But simply having pictures and words together does not optimize learning; how visuals are placed within text also makes a difference. In her blog on the Creative Passionate Users website, Kathy Sierra discussed an experiment in which subjects were instructed to study a selection of text and graphics for five subsequent tests. In all five tests, a group exposed to text placed near the illustration (more integrated with it) performed better than a group exposed to text that appeared below the illustration (less integrated with the image). Unifying words and pictures requires less switching of attention between the two, which may allow for more “undivided” attention that can promote better learning.
What Kind of Learner Are YOU?
Learning doesn’t depend only on brain capacity. All information initially makes its way into our minds via the senses, and which senses are most important for learning can vary among people. Since we often take learning for granted, we may not always be aware of which sense is our most powerful portal for learning. But knowing our go-to sense can enable us to establish an environment that facilitates learning. Here are some tips from the Pennsylvania Higher Education Assistance Agency on how to enhance learning according to your sensory preference. (Although designed for students, these guidelines are valuable for learners of all ages and in all settings).
Listen Up: Tips for AUDITORY Learners
If you prefer hearing instructions rather than reading them silently to yourself, here are 4 tips for making the most of your “learning by ear” preference:
- Choose a seat in a classroom or meeting room where you can hear well.
- Have your hearing checked on a regular basis.
- Use flashcards to learn new words or other information, and read them aloud.

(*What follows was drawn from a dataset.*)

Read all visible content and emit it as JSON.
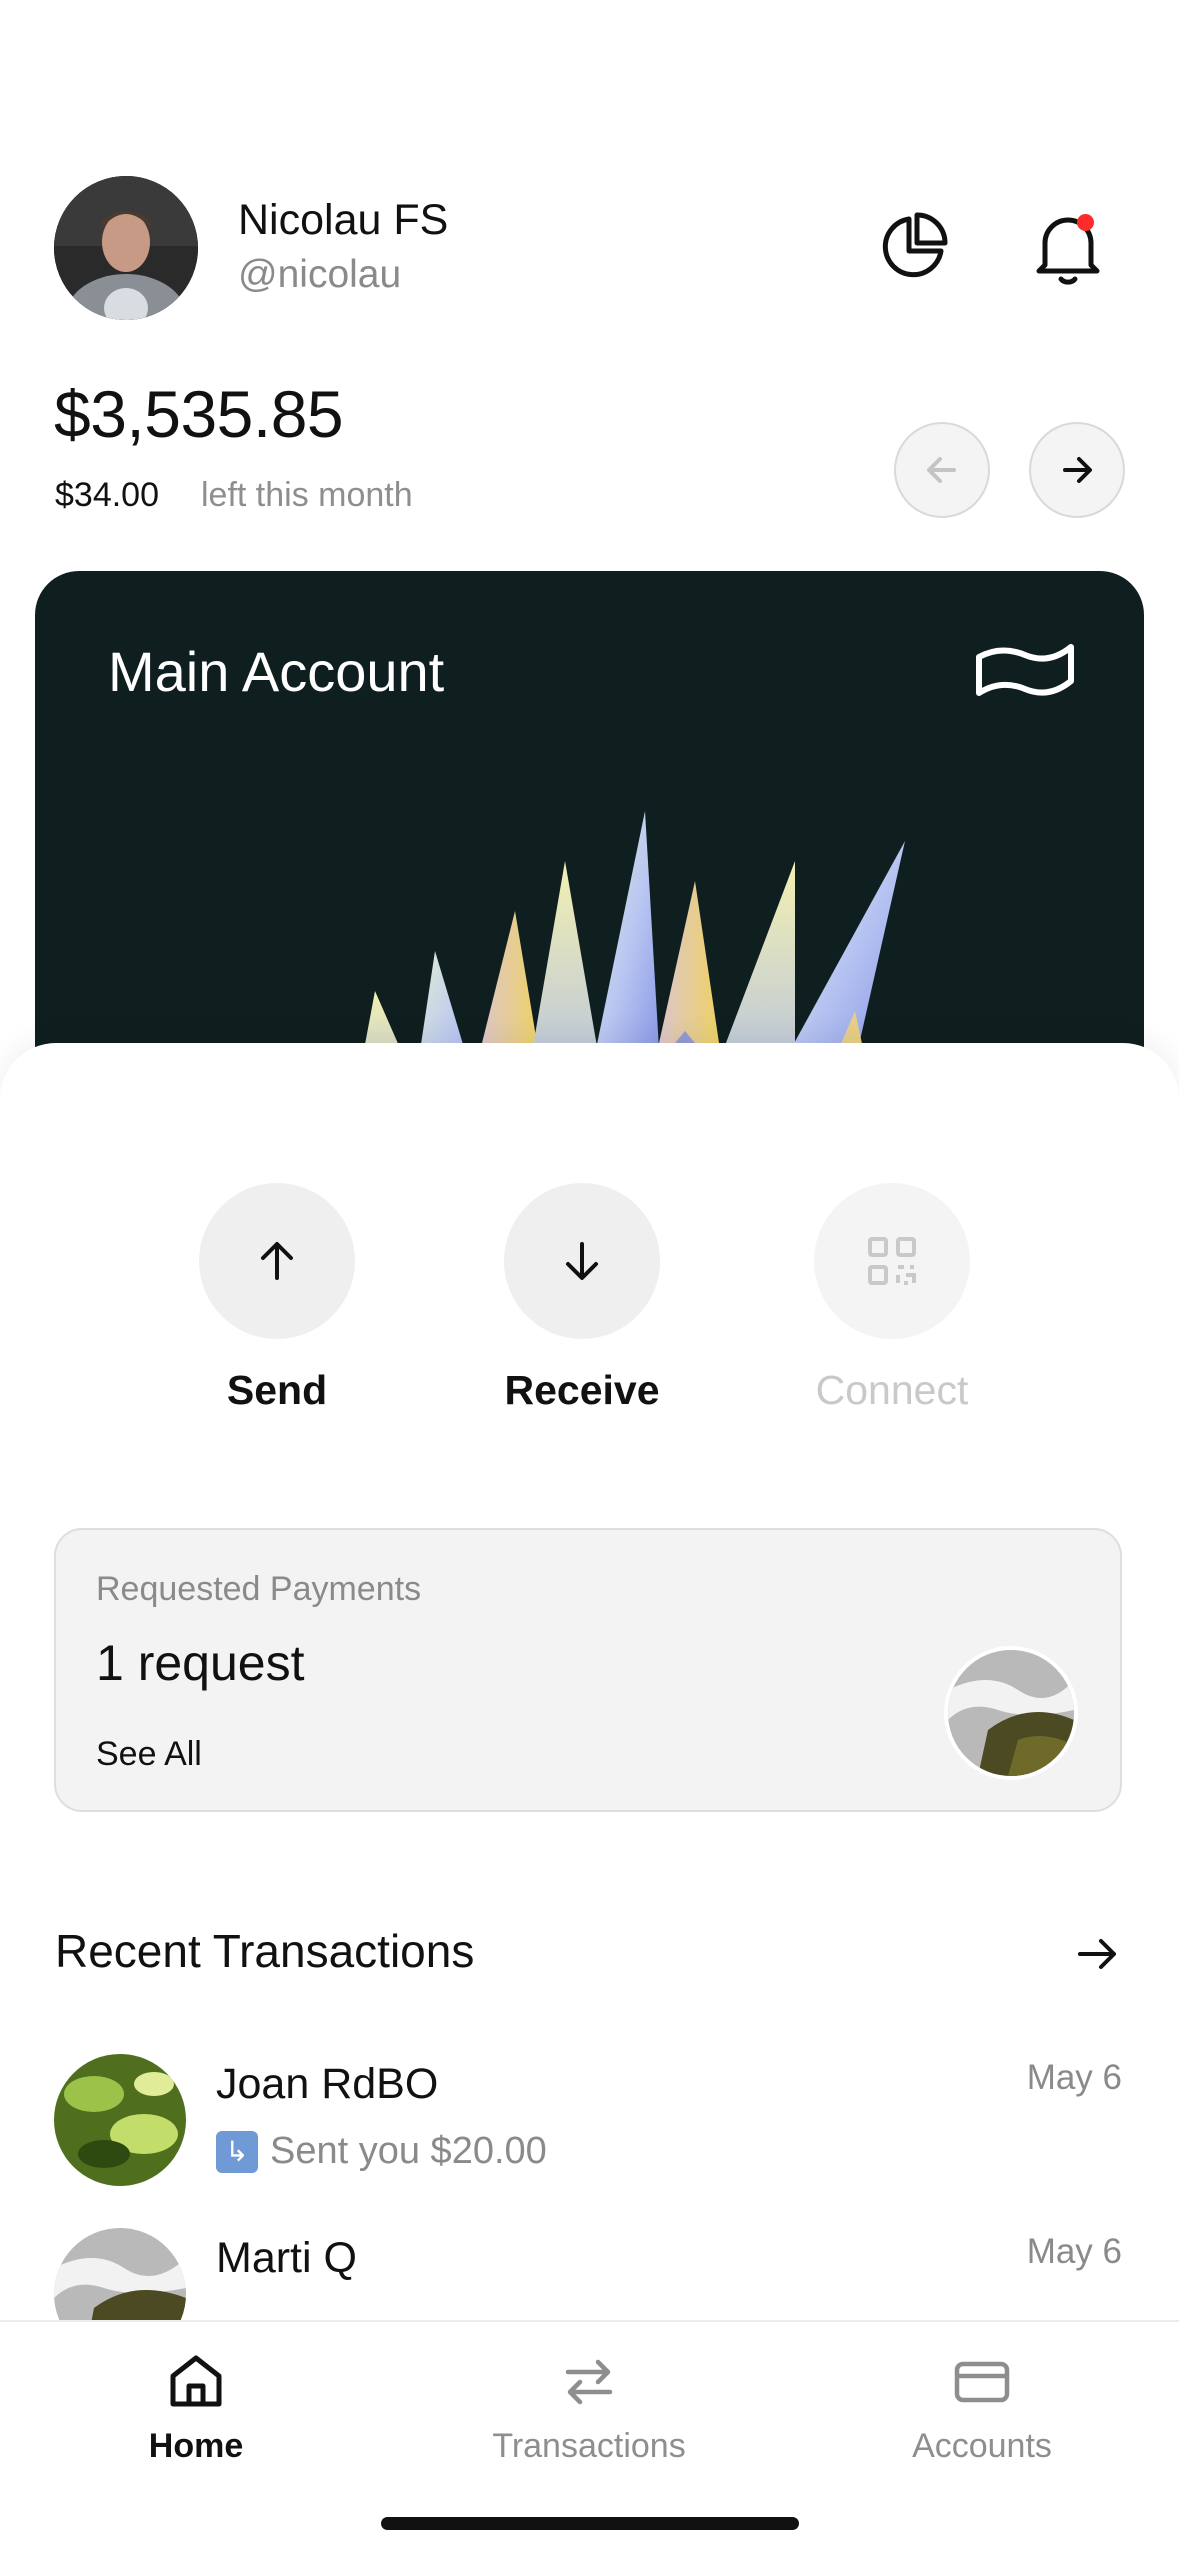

- Read aloud any stories, assignments, directions, or new information you need to know.
Seeing Is Believing: VISUAL Learners
Visual learners are best served by reading written information (that’s me) or seeing pictures. They are usually neat and clean people—after all, they are affected by what they see around them. Their attention is drawn to things that are colorful and filled with imagery. Here are 6 tips for visual learners:
- Sit near the front of the room.
- Have your eyesight checked on a regular basis.
- Try to visualize things that you hear or that are read to you.
- Write down key words, ideas, or instructions.
- Draw pictures to help understand new concepts.
- Color-code different types of information.
Reach Out and Touch Something: TACTILE Learners
Tactile learners best understand and remember things through physical activity, either movement or actual contact. Touching, moving, building, or drawing are all valuable modes of learning. Tactile learners are typically active and gesture frequently, get antsy if they have to sit still too long, and often communicate by touching. Here are 4 tips that enhance the tactile learning process:
- Participate in activities that involve touching, building, moving, or drawing.
- Do lots of hands-on activities, like art projects, taking walks, or acting out stories.
- Arrange flashcards in groups to show relationships between ideas.
- Use a computer to reinforce learning through the sense of touch.
Is Someone Reading Out Loud? Hit the Mute Button
Although I’m a language-dominant learner, spoken words are often a distraction when I’m trying to learn something new. I remember and understand information better when reading it silently to myself than when I hear someone read it—even if the person reading aloud is me.